As part of a Google fellowship that I received on behalf of Public Performance Systems, I spent the last two days at the Personal Democracy Forum up in New York. I’ll finish up our discussion on a Performance Management Framework in the next few days but I wanted to first report on a number of fascinating highlights and initiatives from the conference which is meant to be a confluence of government, politics, and technology. Perhaps the most notable observation is that many people who were involved in using technology to bring Obama to the masses and to victory have transitioned into developing tools for governing, now that the election is over. It was a well attended conference and there’s clearly a lot of interest in this space.

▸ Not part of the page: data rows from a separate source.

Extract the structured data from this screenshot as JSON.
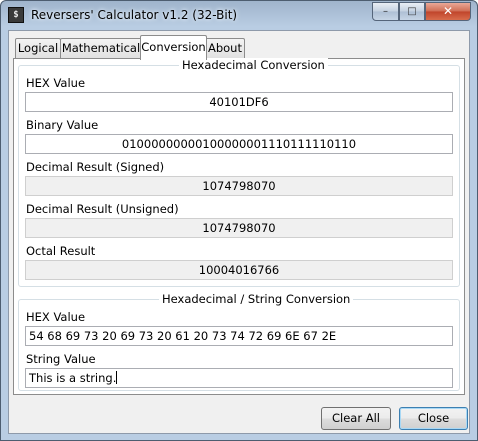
{
  "window": {
    "title": "Reversers' Calculator v1.2 (32-Bit)",
    "icon_glyph": "$",
    "controls": {
      "minimize": "–",
      "maximize": "□",
      "close": "✕"
    }
  },
  "tabs": [
    {
      "label": "Logical",
      "active": false
    },
    {
      "label": "Mathematical",
      "active": false
    },
    {
      "label": "Conversion",
      "active": true
    },
    {
      "label": "About",
      "active": false
    }
  ],
  "hex_conversion": {
    "title": "Hexadecimal Conversion",
    "hex_label": "HEX Value",
    "hex_value": "40101DF6",
    "binary_label": "Binary Value",
    "binary_value": "01000000000100000001110111110110",
    "signed_label": "Decimal Result (Signed)",
    "signed_value": "1074798070",
    "unsigned_label": "Decimal Result (Unsigned)",
    "unsigned_value": "1074798070",
    "octal_label": "Octal Result",
    "octal_value": "10004016766"
  },
  "string_conversion": {
    "title": "Hexadecimal / String Conversion",
    "hex_label": "HEX Value",
    "hex_value": "54 68 69 73 20 69 73 20 61 20 73 74 72 69 6E 67 2E",
    "string_label": "String Value",
    "string_value": "This is a string."
  },
  "buttons": {
    "clear_all": "Clear All",
    "close": "Close"
  }
}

Several initiatives were launched or revised at the conference on both the Federal level from the likes of Vivek Kundra as well as from Mayor Bloomberg in NYC. New York will launch their Big Apps competition in the Fall in order to encourage developers to come up with interesting utilities to assist the city in providing its vast data sets to the public. Additionally, Kundra announced revisions to the data.gov website and highlighted updates including usaspending.gov and the new dashboard at it.usaspending.gov. The latter is a slick application and looks nice, although I’ve always contended that there is no shortage of dashboarding software out there and the truly difficult part in presenting information is improving data quality and feedback. Nevertheless, these were all great initiatives.
Another interesting set of initiatives are occurring at blog.ostp.gov and mixedink.com/opengov which are both meant to foster discussion from citizens on policy ideas. While these sites are limited to IT policy discussions, the question was raised whether we’re moving in this direction for more general policy formulation (think policy formed through wiki by citizens). This may be a little farfetched, but it was well received by the technology community who are clearly excited about playing a role in government initiatives that impact the use of data in government transparency.
While it wasn’t discussed as much, government accountability was a major theme and I had discussions with several people about what exactly this means. Surprisingly few of them had much experience with performance management but after making my own case several agreed that some level of gathering metrics to assess performance would be useful. Many were more focused on taking various disparate public data feeds and turning them into something useful. My own interest still lies in assisting governments in building those data sets to begin with.
It was a great experience and I hope to attend again next year. For a replay of some of the activities, check out personaldemocracy.com.
Originally posted on 6/30/09 on my blog, measuresmatter.blogspot.com